Basic character types:
1. Pachcha (green) with lips painted brilliant coral red portrays noble characters and sages such as Krishna, Vishnu, Rama, Shiva, Surya, Yudhishthira, Arjuna, Nala and philosopher-kings
2. Vella Thadi (white beard) represents a divine being, someone with virtuous inner state and consciousness such as Hanuman
3. Tati (red) is the code for someone with an evil streak such as Ravana, Dushasana and Hiranyakashipu. Some characters have green face (representing heroic or excellences as a warrior) with red dots or lines on their cheeks or red colored mustache or red streaked beard (representing evil inner nature), while others have full face and beard colored red, the latter implying excessively evil characters.
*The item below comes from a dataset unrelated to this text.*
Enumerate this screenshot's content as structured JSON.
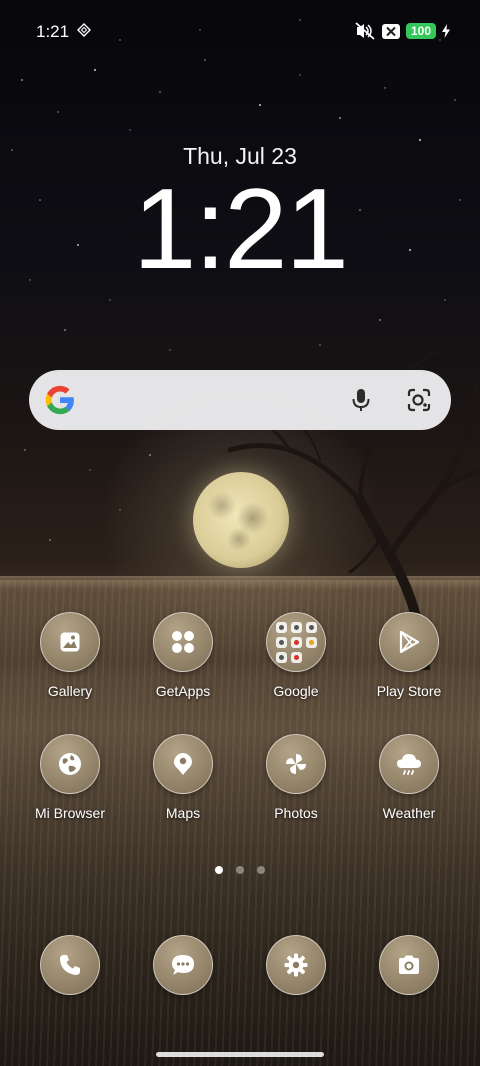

4. Teppu are for special characters found in Hindu mythologies, such as Garuda, Jatayu and Hamsa who act as messengers or carriers, but do not fit the other categories
5. Kari (black) is the code for forest dwellers, hunters, and middle ground character.
6. Yellow is the code for monks, mendicants, and women. Minukka (radiant, shining) with a warm yellow, orange or saffron typifies noble, virtuous feminine characters such as Sita, Panchali and Mohini.
7. Specials such as Narasimham – lion
Makeup can take hours. Since it is critical to a performance, the entire application has to on-point and requires a practiced hand.
The first step has the performer applying basic facial paintings using a coconut leaf splinter.
The real work is then done by the chuttikaaran or the make-up man. He applies the chutti, a white paper trimming for the face that draws attention to the actor’s face. For kathi roles, curved trimmings and white paste of rice flour and lime are attached to either side of the actor’s jawline, adding to the grandeur of the character. He then draws the white borders around the red markings and applies green to the rest of the face. In most cases, the performer adds the final touches himself. He then sticks on the white globes on his nose and forehead. Once he completes the facial makeup, he inserts the harmless seed of chundapoovu on the lower eyelid. This reddens his eyes. The entire second stage takes close to two hours.
The next stage has him wearing the costume. It starts with him putting on a pyjama and leather bell straps. Later, with the help of three others, a long cloth called kacha is used to tie close to 40 pieces of short cloth around the artiste. This gives the well-pleated skirt or njori a bulbous shape. He then puts on the overcoat. The costume attendant ornaments the performer with garlands of beads, shoulder accessories, shawls, armlets and jewellery. Finally, he is handed the elaborately embellished headgear. The artist remembers his gurus before he puts it on. He then wears his silver nails on the right hand before stepping on stage.
Colours of the makeup
The variety of colours used for the Kathakali make up are all obtained from natural substances and herbs. Mineral stones such as cinnabar or chayilyam and manayola are powdered for red and yellow, respectively. For green, the chuttikaaran adds neelam powder to the manayola in appropriate proportion using coconut oil as the base. Kohl is used for painting black. The chutti paste is made by mixing rice flour and lime while chenchilyam, the gum of the maruthu tree, is used as a natural adhesive and protects the skin from burns.
A traditional performance of Kathakali would last all night. Now, you have an option of watching an abridged version of the performance in less than an hour or two at one of the Kathakali centers across Kerala.
So there. Here’s pretty much everything you need to know before you make a booking to see a Kathakali performance on your next trip to Kerala. Ever watched one? Tell us in the comments what you thought of it!